=== ASSIGNED TASK ===
Your answer should repeat every line of the records below in which the word "počítači" appears.

=== SUPPLIED ENTRIES ===

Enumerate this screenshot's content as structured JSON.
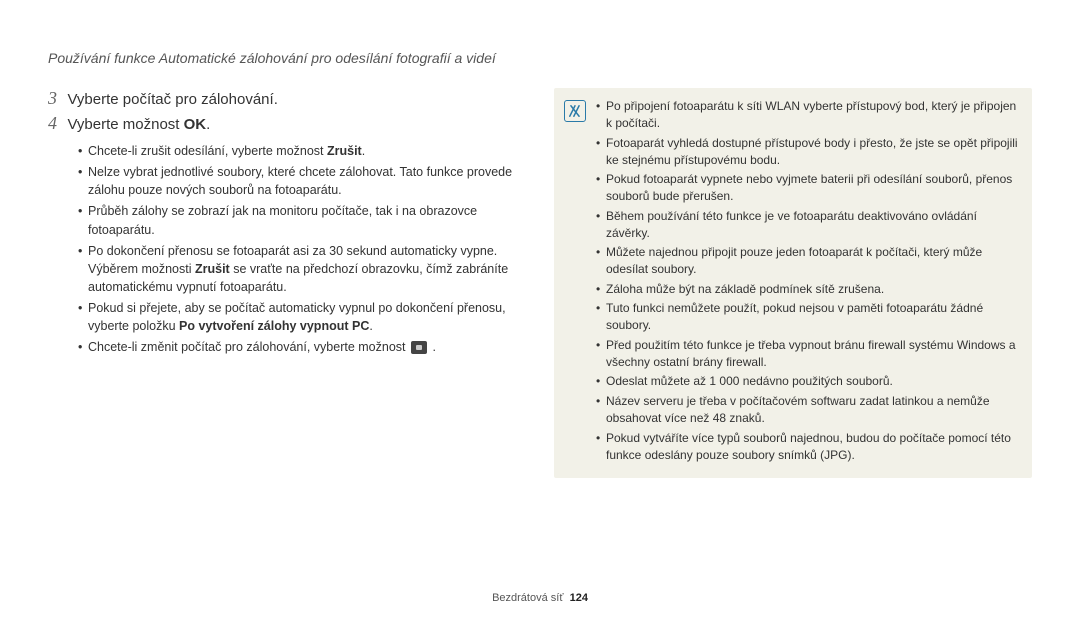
{
  "header": "Používání funkce Automatické zálohování pro odesílání fotografií a videí",
  "steps": [
    {
      "num": "3",
      "text": "Vyberte počítač pro zálohování."
    },
    {
      "num": "4",
      "text_pre": "Vyberte možnost ",
      "bold": "OK",
      "text_post": "."
    }
  ],
  "sub": [
    {
      "pre": "Chcete-li zrušit odesílání, vyberte možnost ",
      "b": "Zrušit",
      "post": "."
    },
    {
      "text": "Nelze vybrat jednotlivé soubory, které chcete zálohovat. Tato funkce provede zálohu pouze nových souborů na fotoaparátu."
    },
    {
      "text": "Průběh zálohy se zobrazí jak na monitoru počítače, tak i na obrazovce fotoaparátu."
    },
    {
      "pre": "Po dokončení přenosu se fotoaparát asi za 30 sekund automaticky vypne. Výběrem možnosti ",
      "b": "Zrušit",
      "post": " se vraťte na předchozí obrazovku, čímž zabráníte automatickému vypnutí fotoaparátu."
    },
    {
      "pre": "Pokud si přejete, aby se počítač automaticky vypnul po dokončení přenosu, vyberte položku ",
      "b": "Po vytvoření zálohy vypnout PC",
      "post": "."
    },
    {
      "text": "Chcete-li změnit počítač pro zálohování, vyberte možnost ",
      "icon": true,
      "post2": " ."
    }
  ],
  "notes": [
    "Po připojení fotoaparátu k síti WLAN vyberte přístupový bod, který je připojen k počítači.",
    "Fotoaparát vyhledá dostupné přístupové body i přesto, že jste se opět připojili ke stejnému přístupovému bodu.",
    "Pokud fotoaparát vypnete nebo vyjmete baterii při odesílání souborů, přenos souborů bude přerušen.",
    "Během používání této funkce je ve fotoaparátu deaktivováno ovládání závěrky.",
    "Můžete najednou připojit pouze jeden fotoaparát k počítači, který může odesílat soubory.",
    "Záloha může být na základě podmínek sítě zrušena.",
    "Tuto funkci nemůžete použít, pokud nejsou v paměti fotoaparátu žádné soubory.",
    "Před použitím této funkce je třeba vypnout bránu firewall systému Windows a všechny ostatní brány firewall.",
    "Odeslat můžete až 1 000 nedávno použitých souborů.",
    "Název serveru je třeba v počítačovém softwaru zadat latinkou a nemůže obsahovat více než 48 znaků.",
    "Pokud vytváříte více typů souborů najednou, budou do počítače pomocí této funkce odeslány pouze soubory snímků (JPG)."
  ],
  "footer": {
    "label": "Bezdrátová síť",
    "page": "124"
  }
}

=== TASK RESULT ===
    "Po připojení fotoaparátu k síti WLAN vyberte přístupový bod, který je připojen k počítači.",
    "Můžete najednou připojit pouze jeden fotoaparát k počítači, který může odesílat soubory.",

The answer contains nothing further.